■ Task objective ■
If a line holds an image, leave the image out; write out everything else in the records exactly.

■ Data provided ■

■ ■ ■ ■ ■

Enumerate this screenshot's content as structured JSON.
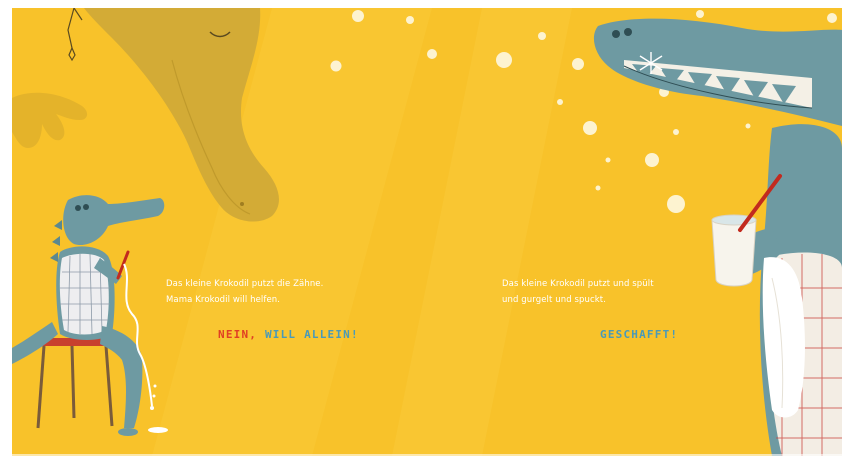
{
  "left_page": {
    "line1": "Das kleine Krokodil putzt die Zähne.",
    "line2": "Mama Krokodil will helfen.",
    "shout_red": "NEIN,",
    "shout_blue": "WILL ALLEIN!"
  },
  "right_page": {
    "line1": "Das kleine Krokodil putzt und spült",
    "line2": "und gurgelt und spuckt.",
    "shout": "GESCHAFFT!"
  },
  "colors": {
    "background": "#f8c22a",
    "crocodile": "#6e9aa2",
    "accent_red": "#e03f24",
    "accent_blue": "#4a9ab8"
  }
}
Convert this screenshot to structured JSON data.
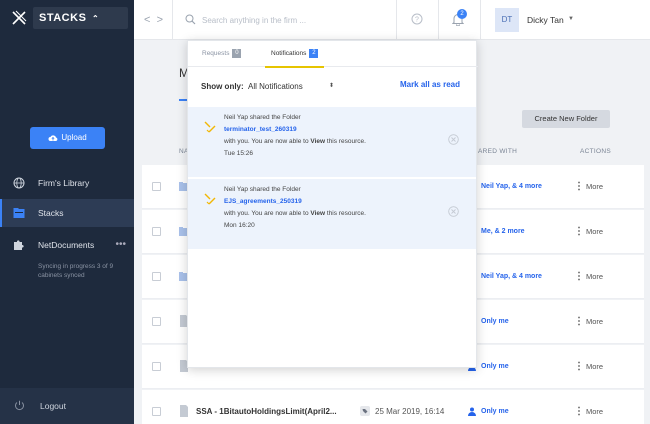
{
  "sidebar": {
    "app_name": "STACKS",
    "upload_label": "Upload",
    "items": [
      {
        "label": "Firm's Library"
      },
      {
        "label": "Stacks"
      },
      {
        "label": "NetDocuments",
        "extra": "•••"
      }
    ],
    "sync_note": "Syncing in progress 3 of 9 cabinets synced",
    "logout_label": "Logout"
  },
  "topbar": {
    "search_placeholder": "Search anything in the firm ...",
    "notification_count": "2",
    "avatar_initials": "DT",
    "user_name": "Dicky Tan"
  },
  "page": {
    "title_initial": "M",
    "create_folder_label": "Create New Folder",
    "columns": {
      "name": "NA",
      "shared_with": "ARED WITH",
      "actions": "ACTIONS"
    },
    "rows": [
      {
        "shared": "Neil Yap, & 4 more",
        "more": "More"
      },
      {
        "shared": "Me, & 2 more",
        "more": "More"
      },
      {
        "shared": "Neil Yap, & 4 more",
        "more": "More"
      },
      {
        "shared": "Only me",
        "more": "More"
      },
      {
        "shared": "Only me",
        "more": "More"
      },
      {
        "name": "SSA - 1BitautoHoldingsLimit(April2...",
        "date": "25 Mar 2019, 16:14",
        "shared": "Only me",
        "more": "More"
      }
    ]
  },
  "notifications_panel": {
    "tabs": [
      {
        "label": "Requests",
        "count": "0"
      },
      {
        "label": "Notifications",
        "count": "2"
      }
    ],
    "show_only_label": "Show only:",
    "filter_value": "All Notifications",
    "mark_all_label": "Mark all as read",
    "items": [
      {
        "line1": "Neil Yap shared the Folder",
        "folder": "terminator_test_260319",
        "line3_prefix": "with you. You are now able to ",
        "line3_bold": "View",
        "line3_suffix": " this resource.",
        "time": "Tue 15:26"
      },
      {
        "line1": "Neil Yap shared the Folder",
        "folder": "EJS_agreements_250319",
        "line3_prefix": "with you. You are now able to ",
        "line3_bold": "View",
        "line3_suffix": " this resource.",
        "time": "Mon 16:20"
      }
    ]
  },
  "colors": {
    "sidebar_bg": "#1e2a3d",
    "accent": "#3b82f6",
    "link": "#2563eb",
    "notification_bg": "#edf3fc",
    "tab_underline": "#e6c400"
  }
}
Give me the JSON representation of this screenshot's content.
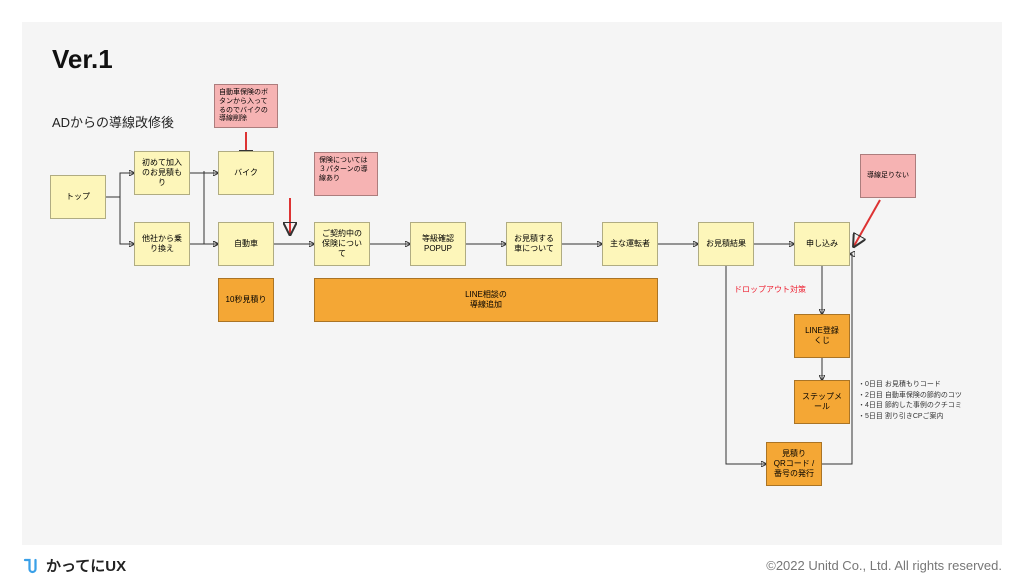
{
  "heading": "Ver.1",
  "subheading": "ADからの導線改修後",
  "nodes": {
    "top": "トップ",
    "first_quote": "初めて加入のお見積もり",
    "switch_other": "他社から乗り換え",
    "bike": "バイク",
    "car": "自動車",
    "ten_sec": "10秒見積り",
    "contract_ins": "ご契約中の保険について",
    "grade_popup": "等級確認POPUP",
    "quote_car": "お見積する車について",
    "main_driver": "主な運転者",
    "quote_result": "お見積結果",
    "apply": "申し込み",
    "line_add": "LINE相談の\n導線追加",
    "line_lottery": "LINE登録\nくじ",
    "step_mail": "ステップメール",
    "qr_issue": "見積り\nQRコード /\n番号の発行"
  },
  "pink_notes": {
    "bike_remove": "自動車保険のボタンから入ってるのでバイクの導線削除",
    "three_pattern": "保険については３パターンの導線あり",
    "not_enough": "導線足りない"
  },
  "dropout_label": "ドロップアウト対策",
  "step_mail_bullets": [
    "・0日目 お見積もりコード",
    "・2日目 自動車保険の節約のコツ",
    "・4日目 節約した事例のクチコミ",
    "・5日目 割り引きCPご案内"
  ],
  "brand": "かってにUX",
  "copyright": "©2022 Unitd Co., Ltd. All rights reserved."
}
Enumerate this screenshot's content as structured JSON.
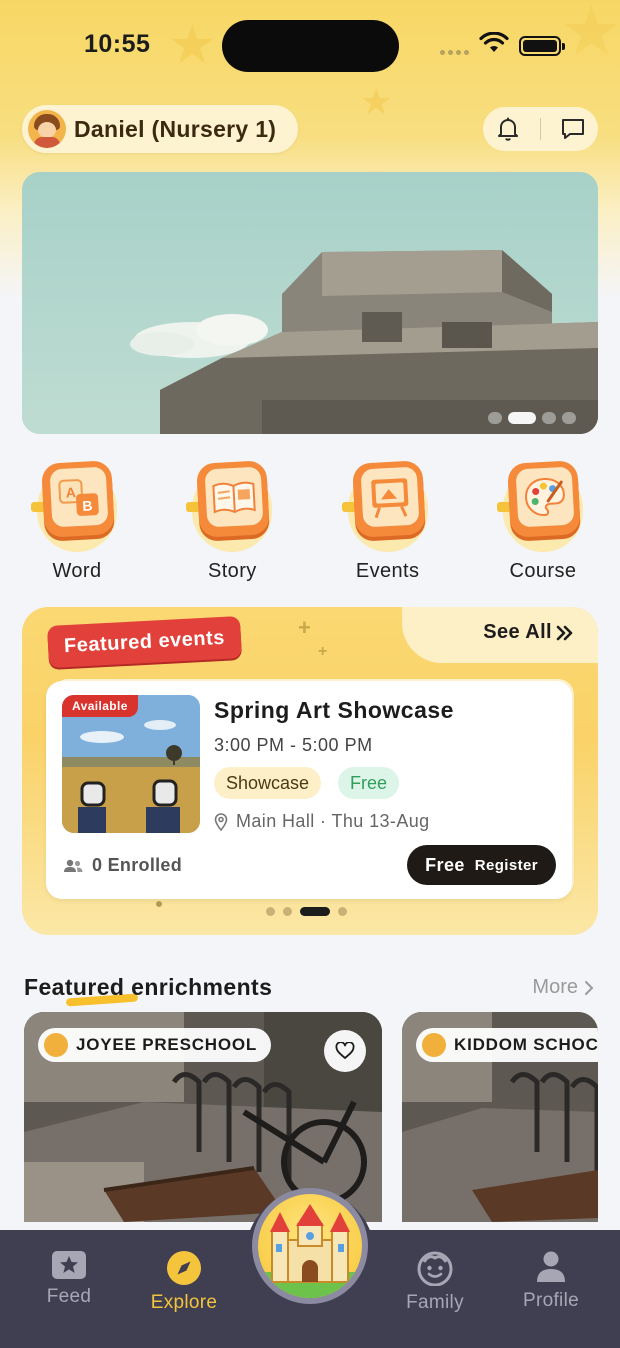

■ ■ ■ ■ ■

■ Answer box ■
Enumerate this screenshot's content as structured JSON.
{
  "left_page": {
    "line1": "Das kleine Krokodil putzt die Zähne.",
    "line2": "Mama Krokodil will helfen.",
    "shout_red": "NEIN,",
    "shout_blue": "WILL ALLEIN!"
  },
  "right_page": {
    "line1": "Das kleine Krokodil putzt und spült",
    "line2": "und gurgelt und spuckt.",
    "shout": "GESCHAFFT!"
  },
  "colors": {
    "background": "#f8c22a",
    "crocodile": "#6e9aa2",
    "accent_red": "#e03f24",
    "accent_blue": "#4a9ab8"
  }
}
Convert this screenshot to structured JSON data.
{
  "sidebar": {
    "app_name": "STACKS",
    "upload_label": "Upload",
    "items": [
      {
        "label": "Firm's Library"
      },
      {
        "label": "Stacks"
      },
      {
        "label": "NetDocuments",
        "extra": "•••"
      }
    ],
    "sync_note": "Syncing in progress 3 of 9 cabinets synced",
    "logout_label": "Logout"
  },
  "topbar": {
    "search_placeholder": "Search anything in the firm ...",
    "notification_count": "2",
    "avatar_initials": "DT",
    "user_name": "Dicky Tan"
  },
  "page": {
    "title_initial": "M",
    "create_folder_label": "Create New Folder",
    "columns": {
      "name": "NA",
      "shared_with": "ARED WITH",
      "actions": "ACTIONS"
    },
    "rows": [
      {
        "shared": "Neil Yap, & 4 more",
        "more": "More"
      },
      {
        "shared": "Me, & 2 more",
        "more": "More"
      },
      {
        "shared": "Neil Yap, & 4 more",
        "more": "More"
      },
      {
        "shared": "Only me",
        "more": "More"
      },
      {
        "shared": "Only me",
        "more": "More"
      },
      {
        "name": "SSA - 1BitautoHoldingsLimit(April2...",
        "date": "25 Mar 2019, 16:14",
        "shared": "Only me",
        "more": "More"
      }
    ]
  },
  "notifications_panel": {
    "tabs": [
      {
        "label": "Requests",
        "count": "0"
      },
      {
        "label": "Notifications",
        "count": "2"
      }
    ],
    "show_only_label": "Show only:",
    "filter_value": "All Notifications",
    "mark_all_label": "Mark all as read",
    "items": [
      {
        "line1": "Neil Yap shared the Folder",
        "folder": "terminator_test_260319",
        "line3_prefix": "with you. You are now able to ",
        "line3_bold": "View",
        "line3_suffix": " this resource.",
        "time": "Tue 15:26"
      },
      {
        "line1": "Neil Yap shared the Folder",
        "folder": "EJS_agreements_250319",
        "line3_prefix": "with you. You are now able to ",
        "line3_bold": "View",
        "line3_suffix": " this resource.",
        "time": "Mon 16:20"
      }
    ]
  },
  "colors": {
    "sidebar_bg": "#1e2a3d",
    "accent": "#3b82f6",
    "link": "#2563eb",
    "notification_bg": "#edf3fc",
    "tab_underline": "#e6c400"
  }
}
Give me the JSON representation of this screenshot's content.
{
  "heading": "Ver.1",
  "subheading": "ADからの導線改修後",
  "nodes": {
    "top": "トップ",
    "first_quote": "初めて加入のお見積もり",
    "switch_other": "他社から乗り換え",
    "bike": "バイク",
    "car": "自動車",
    "ten_sec": "10秒見積り",
    "contract_ins": "ご契約中の保険について",
    "grade_popup": "等級確認POPUP",
    "quote_car": "お見積する車について",
    "main_driver": "主な運転者",
    "quote_result": "お見積結果",
    "apply": "申し込み",
    "line_add": "LINE相談の\n導線追加",
    "line_lottery": "LINE登録\nくじ",
    "step_mail": "ステップメール",
    "qr_issue": "見積り\nQRコード /\n番号の発行"
  },
  "pink_notes": {
    "bike_remove": "自動車保険のボタンから入ってるのでバイクの導線削除",
    "three_pattern": "保険については３パターンの導線あり",
    "not_enough": "導線足りない"
  },
  "dropout_label": "ドロップアウト対策",
  "step_mail_bullets": [
    "・0日目 お見積もりコード",
    "・2日目 自動車保険の節約のコツ",
    "・4日目 節約した事例のクチコミ",
    "・5日目 割り引きCPご案内"
  ],
  "brand": "かってにUX",
  "copyright": "©2022 Unitd Co., Ltd. All rights reserved."
}
Enumerate this screenshot's content as structured JSON.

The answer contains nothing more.